A model system also invites and expects adults to accept responsibility.

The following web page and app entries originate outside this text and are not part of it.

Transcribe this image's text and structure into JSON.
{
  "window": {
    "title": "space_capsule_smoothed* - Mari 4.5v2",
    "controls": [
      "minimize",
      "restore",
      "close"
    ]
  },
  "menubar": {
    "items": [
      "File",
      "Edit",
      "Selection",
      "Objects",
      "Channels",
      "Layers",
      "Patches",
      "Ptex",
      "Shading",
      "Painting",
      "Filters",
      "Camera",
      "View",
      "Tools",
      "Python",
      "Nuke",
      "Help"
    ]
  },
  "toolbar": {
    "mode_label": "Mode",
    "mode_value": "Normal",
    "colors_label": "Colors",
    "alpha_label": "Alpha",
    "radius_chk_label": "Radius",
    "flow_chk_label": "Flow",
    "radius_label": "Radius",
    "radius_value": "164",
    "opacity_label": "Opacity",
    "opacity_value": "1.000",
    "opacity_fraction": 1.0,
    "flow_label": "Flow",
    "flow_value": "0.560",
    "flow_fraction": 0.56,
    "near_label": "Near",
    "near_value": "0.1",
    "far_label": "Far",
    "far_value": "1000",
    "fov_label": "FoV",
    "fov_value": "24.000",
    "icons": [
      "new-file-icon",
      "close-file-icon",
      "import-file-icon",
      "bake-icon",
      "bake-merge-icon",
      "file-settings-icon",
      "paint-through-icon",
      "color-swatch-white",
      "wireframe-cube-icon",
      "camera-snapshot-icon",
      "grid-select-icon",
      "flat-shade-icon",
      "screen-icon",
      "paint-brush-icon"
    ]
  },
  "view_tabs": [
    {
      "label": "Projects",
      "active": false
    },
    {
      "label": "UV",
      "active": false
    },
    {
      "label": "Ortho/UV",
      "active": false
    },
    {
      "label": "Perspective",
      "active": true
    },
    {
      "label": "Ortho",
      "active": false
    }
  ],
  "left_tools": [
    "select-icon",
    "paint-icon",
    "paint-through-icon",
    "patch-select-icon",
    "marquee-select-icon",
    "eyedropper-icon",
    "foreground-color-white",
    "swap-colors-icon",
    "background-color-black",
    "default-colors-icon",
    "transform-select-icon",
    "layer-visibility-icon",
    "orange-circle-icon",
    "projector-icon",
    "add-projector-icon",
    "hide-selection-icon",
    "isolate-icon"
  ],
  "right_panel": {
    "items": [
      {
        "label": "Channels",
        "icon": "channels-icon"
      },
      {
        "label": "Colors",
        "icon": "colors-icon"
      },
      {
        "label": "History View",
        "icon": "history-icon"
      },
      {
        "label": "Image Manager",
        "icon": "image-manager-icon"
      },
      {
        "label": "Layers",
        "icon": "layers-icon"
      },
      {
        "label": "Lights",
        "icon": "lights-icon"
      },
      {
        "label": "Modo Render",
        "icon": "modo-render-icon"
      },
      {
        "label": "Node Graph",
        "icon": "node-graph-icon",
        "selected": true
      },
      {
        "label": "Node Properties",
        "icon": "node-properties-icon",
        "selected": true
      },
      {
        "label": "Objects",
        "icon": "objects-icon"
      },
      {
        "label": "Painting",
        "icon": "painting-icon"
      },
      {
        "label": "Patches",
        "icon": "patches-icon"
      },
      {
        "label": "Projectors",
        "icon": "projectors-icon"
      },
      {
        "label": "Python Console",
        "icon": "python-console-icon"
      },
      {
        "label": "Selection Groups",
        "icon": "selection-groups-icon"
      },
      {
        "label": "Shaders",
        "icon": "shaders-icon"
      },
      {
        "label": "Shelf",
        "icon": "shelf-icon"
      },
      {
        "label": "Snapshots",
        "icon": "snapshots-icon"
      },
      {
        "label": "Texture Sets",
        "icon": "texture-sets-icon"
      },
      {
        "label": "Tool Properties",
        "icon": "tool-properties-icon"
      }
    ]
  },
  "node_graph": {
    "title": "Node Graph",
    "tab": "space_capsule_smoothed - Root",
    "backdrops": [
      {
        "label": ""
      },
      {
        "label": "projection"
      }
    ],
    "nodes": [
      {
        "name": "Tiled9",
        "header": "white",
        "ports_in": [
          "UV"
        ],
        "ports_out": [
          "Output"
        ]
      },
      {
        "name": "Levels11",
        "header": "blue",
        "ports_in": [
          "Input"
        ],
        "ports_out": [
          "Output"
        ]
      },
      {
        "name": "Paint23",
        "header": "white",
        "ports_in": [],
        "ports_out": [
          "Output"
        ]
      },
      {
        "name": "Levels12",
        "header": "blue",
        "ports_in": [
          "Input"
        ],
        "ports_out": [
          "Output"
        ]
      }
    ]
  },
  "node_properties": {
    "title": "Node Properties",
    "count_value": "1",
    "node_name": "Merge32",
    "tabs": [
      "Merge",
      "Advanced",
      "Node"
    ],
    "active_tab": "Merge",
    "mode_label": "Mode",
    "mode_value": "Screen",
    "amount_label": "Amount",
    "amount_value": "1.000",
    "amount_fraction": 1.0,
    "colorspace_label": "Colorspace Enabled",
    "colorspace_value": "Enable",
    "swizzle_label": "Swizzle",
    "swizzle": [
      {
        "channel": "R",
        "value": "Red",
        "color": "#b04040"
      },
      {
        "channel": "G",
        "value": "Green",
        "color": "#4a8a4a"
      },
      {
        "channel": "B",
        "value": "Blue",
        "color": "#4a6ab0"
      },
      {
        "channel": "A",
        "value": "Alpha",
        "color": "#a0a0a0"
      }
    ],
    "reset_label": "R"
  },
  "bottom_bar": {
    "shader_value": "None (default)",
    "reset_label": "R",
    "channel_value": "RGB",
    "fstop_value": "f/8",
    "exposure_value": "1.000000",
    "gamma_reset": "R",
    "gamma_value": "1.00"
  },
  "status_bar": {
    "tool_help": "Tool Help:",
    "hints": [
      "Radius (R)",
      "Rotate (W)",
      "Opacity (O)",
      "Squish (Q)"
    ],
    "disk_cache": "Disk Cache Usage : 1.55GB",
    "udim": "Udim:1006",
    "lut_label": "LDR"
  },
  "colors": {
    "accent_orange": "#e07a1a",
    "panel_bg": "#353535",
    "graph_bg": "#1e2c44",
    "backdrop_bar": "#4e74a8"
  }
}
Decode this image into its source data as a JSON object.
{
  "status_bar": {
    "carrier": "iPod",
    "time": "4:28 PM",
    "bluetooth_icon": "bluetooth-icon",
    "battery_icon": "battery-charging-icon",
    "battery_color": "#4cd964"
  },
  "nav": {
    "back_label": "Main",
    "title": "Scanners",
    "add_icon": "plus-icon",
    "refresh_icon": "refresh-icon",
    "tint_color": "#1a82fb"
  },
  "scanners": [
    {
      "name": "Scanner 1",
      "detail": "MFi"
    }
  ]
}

It builds and broadens partnerships with the families and local communities of the youth it serves.

Finally, a model system accepts responsibility for its own performance, actively tracking and monitoring its record of successes and failures and responding appropriately as a system.

A juvenile justice system that is dedicated to these principles will engage in these responsibility-enforcing practices:

Youth responsibility

  • A flexible and graduated system of sanctions and incentives
  • Meaningful community service programs
  • Victim restitution programs
  • Victim impact/awareness training and other developmentally appropriate accountability program components

Community responsibility

  • Policies and decision-making criteria that favor appropriate diversion at arrest, intake, and adjudication stages
  • A continuum of local alternatives to formal processing, detention, and incarceration
  • Least restrictive/nearest to home alternatives systematically preferred in all decision-making
  • Inclusion of community members and organizations in local planning and development, diversion policy-setting, and creation of community service opportunities
  • Active recruitment of community members to teach, mentor, monitor, and informally resolve disputes among youth

System responsibility

  • Mechanisms for tracking and reporting case-level successes and failures (new offenses, restitution paid, community service performed, etc.) at case termination